New Business Filings Jump

Earlier this year, trend watchers predicted a rapid rise in businesses serving the green energy markets. E‑records were projected to be another hot trend. And just this month, Reinier Evers at Trendwatching​.com highlights the rapid growth of businesses that offer ways to enforce  "foreverism" between consumers and between consumers and businesses:  Think Twitter and man_at_workLinkedIn. Trend watching certainly makes a great topic for blog posts and speculative conversation about where we're headed culturally but what is really going on in the world of business formation?

For that, I turn to a recent post on BizFilings, a company that has its finger on the pulse of business creation across the country. As formerly employed people give up on failed job hunts or are looking to do something new, many turn to starting their own businesses. According the BizFilings, the number of new businesses that have formed since January 2009 is up dramatically. And many of these start ups are not happening in trendy industries but in what people believe are 'tried and true' options.

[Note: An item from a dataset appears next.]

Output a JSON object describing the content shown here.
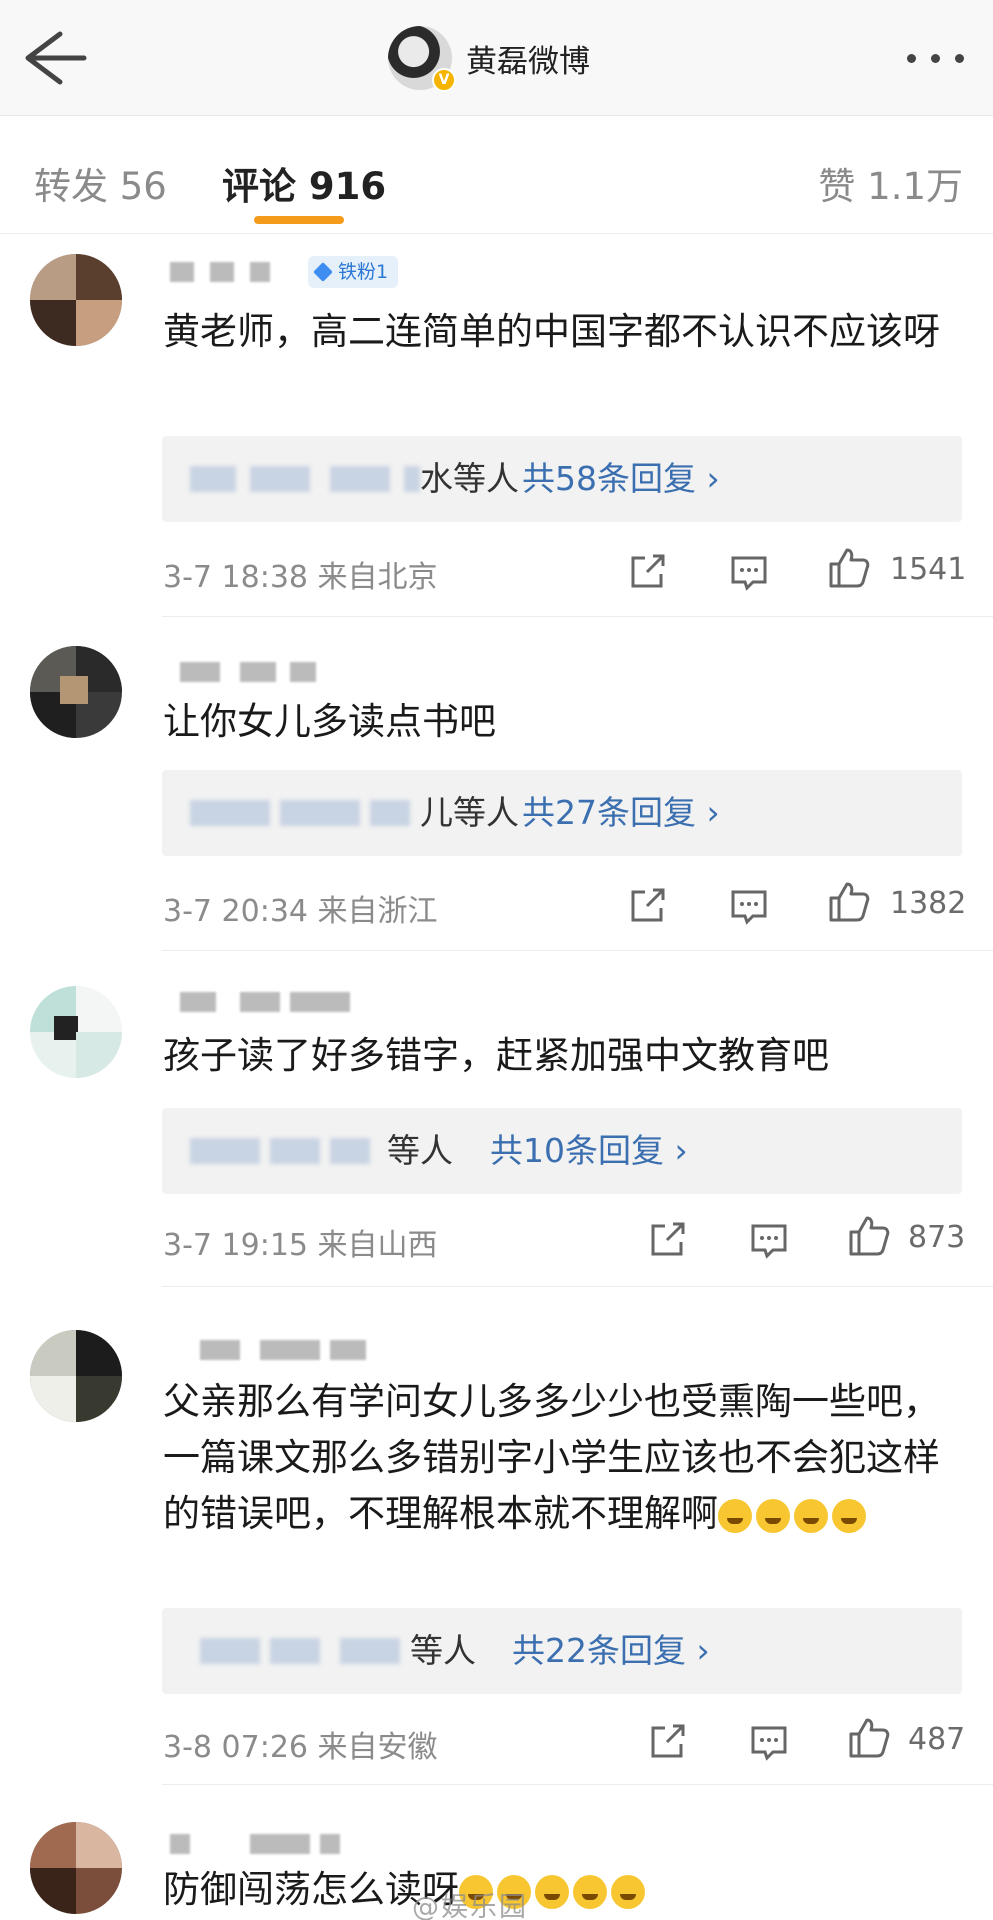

As a percentage of total new businesses formed, here are the top categories for 2009:

  • Manufacturing 6.7%
  • Services 25.6%
  • Construction 6.5%

While these entrepreneurs are turning to businesses they know something about, it's a fair bet that they might not know the best way to market what they're selling. A good way to launch a new business is to  budget for a large grand opening ad campaign. Now might be the best time to approach businesses planning to open in your market and work out a marketing strategy.

[Source: BizFilings release, June 10, 2009; TrendWatching]
Kathy Crosett
Kathy is the Vice President of Research for SalesFuel. She holds a Masters in Business Administration from the University of Vermont and oversees a staff of researchers, writers and content providers for SalesFuel. Previously, she was co-​owner of several small businesses in the health care services sector.